Lucky me! That is what makes me sound like crap, along with Breath Control issues (which make me run out of steam in the middle of a sentence, and sometimes in the middle of a word—particularly when I am excited, walking, running, or tired). This is complicated by what seem to be my Chiari Malformation issues that I am just learning about. Whatever the cause, speech therapy is already helping.
That is good news for me, but maybe not so good for my neighbors. Speech exercises didn’t seem to be bringing about any improvement for the first two weeks, not until we started working on volume. These are exercises that really force the vocal cords together.
For example, I say /ee/ /ee/ /ee/ (loudly) then breathe, ten times. The phonation has to be done at between 80 and 90 decibels—that’s quite loud. To the neighbors, it must sound like I have captured a baby seal and am keeping her as a pet in my living room.
The next exercise is even funnier. It reminds me unfailingly of my friend E-beth, who has always adopted a joking voice at about 100 decibels; this volume would thrill my sweet speech clinician on Tuesday mornings, but it is not an inside voice. Still, just for giggles in a restaurant or something, E-beth’ll just shout out, “It’s fat free half-and-half” or something. It’s funny, but you have to be there, I guess, to appreciate it.
So as I do my exercises, I am channeling E-beth. My second exercise, at 80-90 dbs, is to read a list of words:“Good Morning! Thank you! Happy Birthday! How are you! Ouch! No, thank you! Not today! Yes, Please! Let’s Go! Help!” and so on. Most of the phrases are positive, but others are not. I envision that the neighbors hear me shouting “Ouch!” and “Help!” and worry that I have fallen, or worse.
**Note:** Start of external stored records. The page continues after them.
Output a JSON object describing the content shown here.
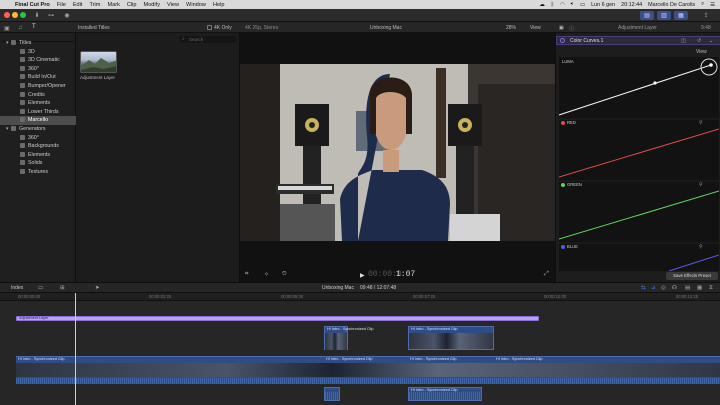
{
  "menubar": {
    "app": "Final Cut Pro",
    "items": [
      "File",
      "Edit",
      "Trim",
      "Mark",
      "Clip",
      "Modify",
      "View",
      "Window",
      "Help"
    ],
    "date": "Lun 6 gen",
    "time": "20:12:44",
    "user": "Marcello De Carolis"
  },
  "library": {
    "header": "Installed Titles",
    "toggle_label": "4K Only",
    "search_placeholder": "Search",
    "sidebar": [
      {
        "label": "Titles",
        "group": true
      },
      {
        "label": "3D"
      },
      {
        "label": "3D Cinematic"
      },
      {
        "label": "360°"
      },
      {
        "label": "Build In/Out"
      },
      {
        "label": "Bumper/Opener"
      },
      {
        "label": "Credits"
      },
      {
        "label": "Elements"
      },
      {
        "label": "Lower Thirds"
      },
      {
        "label": "Marcello",
        "selected": true
      },
      {
        "label": "Generators",
        "group": true
      },
      {
        "label": "360°"
      },
      {
        "label": "Backgrounds"
      },
      {
        "label": "Elements"
      },
      {
        "label": "Solids"
      },
      {
        "label": "Textures"
      }
    ],
    "thumb_label": "Adjustment Layer"
  },
  "viewer": {
    "format": "4K 25p, Stereo",
    "project": "Unboxing Mac",
    "zoom": "28%",
    "view_menu": "View",
    "timecode_dim": "00:00:0",
    "timecode_bright": "1:07"
  },
  "inspector": {
    "title": "Adjustment Layer",
    "duration": "9:48",
    "effect": "Color Curves 1",
    "view_menu": "View",
    "curves": [
      {
        "label": "LUMA",
        "color": "#ffffff"
      },
      {
        "label": "RED",
        "color": "#e04a4a"
      },
      {
        "label": "GREEN",
        "color": "#5fd35f"
      },
      {
        "label": "BLUE",
        "color": "#5a5ae8"
      }
    ],
    "save_button": "Save Effects Preset"
  },
  "timeline": {
    "index_label": "Index",
    "project": "Unboxing Mac",
    "duration": "09:48 / 12:07:48",
    "ruler": [
      "00:00:00:00",
      "00:00:02:25",
      "00:00:05:00",
      "00:00:07:25",
      "00:00:10:00",
      "00:00:12:25"
    ],
    "adjustment_clip": "Adjustment Layer",
    "clip_title": "HI Intro - Synchronized Clip",
    "main_clip": "HI Intro - Synchronized Clip"
  },
  "colors": {
    "accent": "#8a6fd6",
    "adjustment": "#b9a3ea",
    "clip_blue": "#2f4c87",
    "playhead": "#cfcfcf"
  }
}
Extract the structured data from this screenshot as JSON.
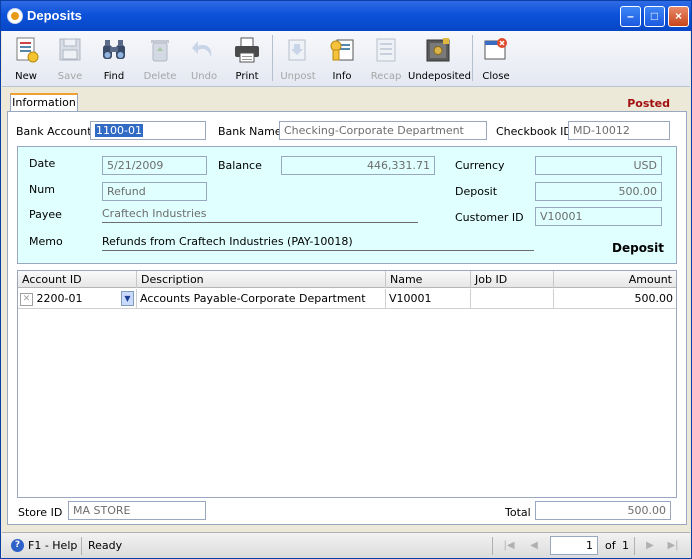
{
  "window": {
    "title": "Deposits"
  },
  "toolbar": {
    "new": "New",
    "save": "Save",
    "find": "Find",
    "delete": "Delete",
    "undo": "Undo",
    "print": "Print",
    "unpost": "Unpost",
    "info": "Info",
    "recap": "Recap",
    "undeposited": "Undeposited",
    "close": "Close"
  },
  "tabs": {
    "information": "Information"
  },
  "status_badge": "Posted",
  "header": {
    "bank_account_label": "Bank Account",
    "bank_account_value": "1100-01",
    "bank_name_label": "Bank Name",
    "bank_name_value": "Checking-Corporate Department",
    "checkbook_label": "Checkbook ID",
    "checkbook_value": "MD-10012"
  },
  "details": {
    "date_label": "Date",
    "date_value": "5/21/2009",
    "balance_label": "Balance",
    "balance_value": "446,331.71",
    "currency_label": "Currency",
    "currency_value": "USD",
    "num_label": "Num",
    "num_value": "Refund",
    "deposit_label": "Deposit",
    "deposit_value": "500.00",
    "payee_label": "Payee",
    "payee_value": "Craftech Industries",
    "customer_label": "Customer ID",
    "customer_value": "V10001",
    "memo_label": "Memo",
    "memo_value": "Refunds from Craftech Industries (PAY-10018)",
    "type_badge": "Deposit"
  },
  "grid": {
    "columns": [
      "Account ID",
      "Description",
      "Name",
      "Job ID",
      "Amount"
    ],
    "rows": [
      {
        "account_id": "2200-01",
        "description": "Accounts Payable-Corporate Department",
        "name": "V10001",
        "job_id": "",
        "amount": "500.00"
      }
    ]
  },
  "footer": {
    "store_label": "Store ID",
    "store_value": "MA STORE",
    "total_label": "Total",
    "total_value": "500.00"
  },
  "statusbar": {
    "help": "F1 - Help",
    "status": "Ready",
    "page_value": "1",
    "of_label": "of",
    "page_count": "1"
  }
}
Or maybe they think E-beth is visiting, and we’re playing with the baby seal in the living room.
The good news is that, while I don’t have back my singing voice, I do notice a change, my speech therapist gave me a great response today–and even my physical therapist noticed the difference.
So, here’s one cool exercise to help bring vocal cords together, in case your voice is froggy (clearing the throat is a less than ideal method).Take a swallow of straight bourbon (or whatever it is you’re drinking) and immediately out of that swallow, make the /ee/ sound and hold it as long as you can.The sound should be a kind of gulp-eeeeeee.That forces you to start phonating with your vocal cords together. I tried it the other day on the phone when I had such a gruff voice that I couldn’t get rid of it. My voice came back well as a result of the exercise—I was so surprised that it actually worked on the spot! So give the process a whirl. Who knows? It may work for you too.
Now we all know I will likely never get my radio show voice back, but then again I was kidding myself and everyone else about the whole Anne Archy thing, too. Not only that, but who could hear me anyway to do a comparison now that nobody has cassette players anymore? That sad fact didn’t stop me from keeping my radio show on cassette, along with all the mix tapes my brother made, and the mix tape Scott made me the summer we were 17, and the mixes Tim Jones made me, too. Don’t ask me why. That’s just how I am.